Start of Exercise materials

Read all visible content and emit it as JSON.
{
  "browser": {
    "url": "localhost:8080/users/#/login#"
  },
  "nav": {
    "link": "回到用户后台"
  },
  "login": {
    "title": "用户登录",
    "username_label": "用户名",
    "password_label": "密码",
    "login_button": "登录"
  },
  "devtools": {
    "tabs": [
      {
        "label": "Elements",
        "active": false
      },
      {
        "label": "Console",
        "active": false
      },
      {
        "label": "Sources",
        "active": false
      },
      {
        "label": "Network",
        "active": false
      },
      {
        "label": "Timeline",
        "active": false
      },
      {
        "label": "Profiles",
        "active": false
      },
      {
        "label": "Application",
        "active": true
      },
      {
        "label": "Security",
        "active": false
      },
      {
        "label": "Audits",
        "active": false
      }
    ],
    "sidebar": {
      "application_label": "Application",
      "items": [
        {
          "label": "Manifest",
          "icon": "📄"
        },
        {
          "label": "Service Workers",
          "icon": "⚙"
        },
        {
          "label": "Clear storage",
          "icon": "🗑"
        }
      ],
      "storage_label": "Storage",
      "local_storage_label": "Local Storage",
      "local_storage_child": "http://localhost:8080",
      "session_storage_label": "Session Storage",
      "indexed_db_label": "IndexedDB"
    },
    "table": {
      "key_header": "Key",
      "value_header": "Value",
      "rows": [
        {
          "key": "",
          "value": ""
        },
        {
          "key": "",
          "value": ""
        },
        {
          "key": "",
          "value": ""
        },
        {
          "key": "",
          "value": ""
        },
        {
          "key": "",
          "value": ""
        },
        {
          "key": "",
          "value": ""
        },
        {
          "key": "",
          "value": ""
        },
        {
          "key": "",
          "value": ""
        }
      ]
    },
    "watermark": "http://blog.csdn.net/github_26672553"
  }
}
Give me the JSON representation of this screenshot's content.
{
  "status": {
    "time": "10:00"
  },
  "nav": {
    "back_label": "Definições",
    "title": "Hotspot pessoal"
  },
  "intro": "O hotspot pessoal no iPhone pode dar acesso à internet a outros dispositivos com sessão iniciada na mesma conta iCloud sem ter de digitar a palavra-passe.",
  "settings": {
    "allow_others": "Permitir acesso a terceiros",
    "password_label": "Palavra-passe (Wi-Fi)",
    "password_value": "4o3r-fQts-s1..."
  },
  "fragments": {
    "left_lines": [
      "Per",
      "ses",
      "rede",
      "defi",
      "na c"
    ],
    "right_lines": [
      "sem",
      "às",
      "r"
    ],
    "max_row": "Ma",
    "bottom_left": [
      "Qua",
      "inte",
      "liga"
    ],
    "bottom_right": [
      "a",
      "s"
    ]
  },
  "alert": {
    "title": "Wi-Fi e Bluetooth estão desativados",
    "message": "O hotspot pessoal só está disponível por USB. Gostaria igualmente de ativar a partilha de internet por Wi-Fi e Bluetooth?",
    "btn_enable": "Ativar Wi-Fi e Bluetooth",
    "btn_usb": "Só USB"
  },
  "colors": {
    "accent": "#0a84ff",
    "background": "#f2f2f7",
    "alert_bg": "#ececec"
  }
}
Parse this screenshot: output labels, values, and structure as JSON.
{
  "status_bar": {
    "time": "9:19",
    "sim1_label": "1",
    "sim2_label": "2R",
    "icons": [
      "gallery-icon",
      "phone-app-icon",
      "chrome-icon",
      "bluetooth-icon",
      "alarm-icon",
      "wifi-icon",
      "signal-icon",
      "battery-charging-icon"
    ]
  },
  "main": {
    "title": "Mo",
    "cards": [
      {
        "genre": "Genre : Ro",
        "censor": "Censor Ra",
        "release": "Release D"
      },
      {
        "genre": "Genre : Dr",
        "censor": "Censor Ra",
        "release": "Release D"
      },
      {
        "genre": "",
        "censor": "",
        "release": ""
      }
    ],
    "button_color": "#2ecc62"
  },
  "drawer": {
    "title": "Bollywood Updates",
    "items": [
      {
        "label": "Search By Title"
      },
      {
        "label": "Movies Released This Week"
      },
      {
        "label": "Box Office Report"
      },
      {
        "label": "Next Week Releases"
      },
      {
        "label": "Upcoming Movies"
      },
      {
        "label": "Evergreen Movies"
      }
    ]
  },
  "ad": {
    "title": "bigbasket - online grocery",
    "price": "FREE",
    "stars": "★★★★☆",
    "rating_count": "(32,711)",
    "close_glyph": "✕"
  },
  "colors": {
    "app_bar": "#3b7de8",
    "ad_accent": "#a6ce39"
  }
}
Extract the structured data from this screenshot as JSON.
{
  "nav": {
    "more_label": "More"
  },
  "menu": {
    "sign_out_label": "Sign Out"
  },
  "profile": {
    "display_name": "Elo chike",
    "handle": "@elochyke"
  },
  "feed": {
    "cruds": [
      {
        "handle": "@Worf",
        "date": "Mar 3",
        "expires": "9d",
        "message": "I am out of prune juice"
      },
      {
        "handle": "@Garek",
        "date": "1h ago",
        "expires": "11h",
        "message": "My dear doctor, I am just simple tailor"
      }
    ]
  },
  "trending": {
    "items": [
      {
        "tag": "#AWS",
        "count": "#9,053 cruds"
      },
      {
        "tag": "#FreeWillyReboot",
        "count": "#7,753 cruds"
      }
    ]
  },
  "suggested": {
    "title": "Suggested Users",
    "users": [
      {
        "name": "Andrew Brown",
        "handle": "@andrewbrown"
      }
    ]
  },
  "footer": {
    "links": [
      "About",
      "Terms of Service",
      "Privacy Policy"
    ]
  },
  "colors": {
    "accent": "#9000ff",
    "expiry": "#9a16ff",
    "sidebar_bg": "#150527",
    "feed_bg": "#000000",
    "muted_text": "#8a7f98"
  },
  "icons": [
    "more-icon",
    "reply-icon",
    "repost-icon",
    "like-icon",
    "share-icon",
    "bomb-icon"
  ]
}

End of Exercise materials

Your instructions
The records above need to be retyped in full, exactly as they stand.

Answer to this problem
Read all visible content and emit it as JSON.
{
  "browser": {
    "url": "localhost:8080/users/#/login#"
  },
  "nav": {
    "link": "回到用户后台"
  },
  "login": {
    "title": "用户登录",
    "username_label": "用户名",
    "password_label": "密码",
    "login_button": "登录"
  },
  "devtools": {
    "tabs": [
      {
        "label": "Elements",
        "active": false
      },
      {
        "label": "Console",
        "active": false
      },
      {
        "label": "Sources",
        "active": false
      },
      {
        "label": "Network",
        "active": false
      },
      {
        "label": "Timeline",
        "active": false
      },
      {
        "label": "Profiles",
        "active": false
      },
      {
        "label": "Application",
        "active": true
      },
      {
        "label": "Security",
        "active": false
      },
      {
        "label": "Audits",
        "active": false
      }
    ],
    "sidebar": {
      "application_label": "Application",
      "items": [
        {
          "label": "Manifest",
          "icon": "📄"
        },
        {
          "label": "Service Workers",
          "icon": "⚙"
        },
        {
          "label": "Clear storage",
          "icon": "🗑"
        }
      ],
      "storage_label": "Storage",
      "local_storage_label": "Local Storage",
      "local_storage_child": "http://localhost:8080",
      "session_storage_label": "Session Storage",
      "indexed_db_label": "IndexedDB"
    },
    "table": {
      "key_header": "Key",
      "value_header": "Value",
      "rows": [
        {
          "key": "",
          "value": ""
        },
        {
          "key": "",
          "value": ""
        },
        {
          "key": "",
          "value": ""
        },
        {
          "key": "",
          "value": ""
        },
        {
          "key": "",
          "value": ""
        },
        {
          "key": "",
          "value": ""
        },
        {
          "key": "",
          "value": ""
        },
        {
          "key": "",
          "value": ""
        }
      ]
    },
    "watermark": "http://blog.csdn.net/github_26672553"
  }
}
Give me the JSON representation of this screenshot's content.
{
  "status": {
    "time": "10:00"
  },
  "nav": {
    "back_label": "Definições",
    "title": "Hotspot pessoal"
  },
  "intro": "O hotspot pessoal no iPhone pode dar acesso à internet a outros dispositivos com sessão iniciada na mesma conta iCloud sem ter de digitar a palavra-passe.",
  "settings": {
    "allow_others": "Permitir acesso a terceiros",
    "password_label": "Palavra-passe (Wi-Fi)",
    "password_value": "4o3r-fQts-s1..."
  },
  "fragments": {
    "left_lines": [
      "Per",
      "ses",
      "rede",
      "defi",
      "na c"
    ],
    "right_lines": [
      "sem",
      "às",
      "r"
    ],
    "max_row": "Ma",
    "bottom_left": [
      "Qua",
      "inte",
      "liga"
    ],
    "bottom_right": [
      "a",
      "s"
    ]
  },
  "alert": {
    "title": "Wi-Fi e Bluetooth estão desativados",
    "message": "O hotspot pessoal só está disponível por USB. Gostaria igualmente de ativar a partilha de internet por Wi-Fi e Bluetooth?",
    "btn_enable": "Ativar Wi-Fi e Bluetooth",
    "btn_usb": "Só USB"
  },
  "colors": {
    "accent": "#0a84ff",
    "background": "#f2f2f7",
    "alert_bg": "#ececec"
  }
}
Parse this screenshot: output labels, values, and structure as JSON.
{
  "status_bar": {
    "time": "9:19",
    "sim1_label": "1",
    "sim2_label": "2R",
    "icons": [
      "gallery-icon",
      "phone-app-icon",
      "chrome-icon",
      "bluetooth-icon",
      "alarm-icon",
      "wifi-icon",
      "signal-icon",
      "battery-charging-icon"
    ]
  },
  "main": {
    "title": "Mo",
    "cards": [
      {
        "genre": "Genre : Ro",
        "censor": "Censor Ra",
        "release": "Release D"
      },
      {
        "genre": "Genre : Dr",
        "censor": "Censor Ra",
        "release": "Release D"
      },
      {
        "genre": "",
        "censor": "",
        "release": ""
      }
    ],
    "button_color": "#2ecc62"
  },
  "drawer": {
    "title": "Bollywood Updates",
    "items": [
      {
        "label": "Search By Title"
      },
      {
        "label": "Movies Released This Week"
      },
      {
        "label": "Box Office Report"
      },
      {
        "label": "Next Week Releases"
      },
      {
        "label": "Upcoming Movies"
      },
      {
        "label": "Evergreen Movies"
      }
    ]
  },
  "ad": {
    "title": "bigbasket - online grocery",
    "price": "FREE",
    "stars": "★★★★☆",
    "rating_count": "(32,711)",
    "close_glyph": "✕"
  },
  "colors": {
    "app_bar": "#3b7de8",
    "ad_accent": "#a6ce39"
  }
}
Extract the structured data from this screenshot as JSON.
{
  "nav": {
    "more_label": "More"
  },
  "menu": {
    "sign_out_label": "Sign Out"
  },
  "profile": {
    "display_name": "Elo chike",
    "handle": "@elochyke"
  },
  "feed": {
    "cruds": [
      {
        "handle": "@Worf",
        "date": "Mar 3",
        "expires": "9d",
        "message": "I am out of prune juice"
      },
      {
        "handle": "@Garek",
        "date": "1h ago",
        "expires": "11h",
        "message": "My dear doctor, I am just simple tailor"
      }
    ]
  },
  "trending": {
    "items": [
      {
        "tag": "#AWS",
        "count": "#9,053 cruds"
      },
      {
        "tag": "#FreeWillyReboot",
        "count": "#7,753 cruds"
      }
    ]
  },
  "suggested": {
    "title": "Suggested Users",
    "users": [
      {
        "name": "Andrew Brown",
        "handle": "@andrewbrown"
      }
    ]
  },
  "footer": {
    "links": [
      "About",
      "Terms of Service",
      "Privacy Policy"
    ]
  },
  "colors": {
    "accent": "#9000ff",
    "expiry": "#9a16ff",
    "sidebar_bg": "#150527",
    "feed_bg": "#000000",
    "muted_text": "#8a7f98"
  },
  "icons": [
    "more-icon",
    "reply-icon",
    "repost-icon",
    "like-icon",
    "share-icon",
    "bomb-icon"
  ]
}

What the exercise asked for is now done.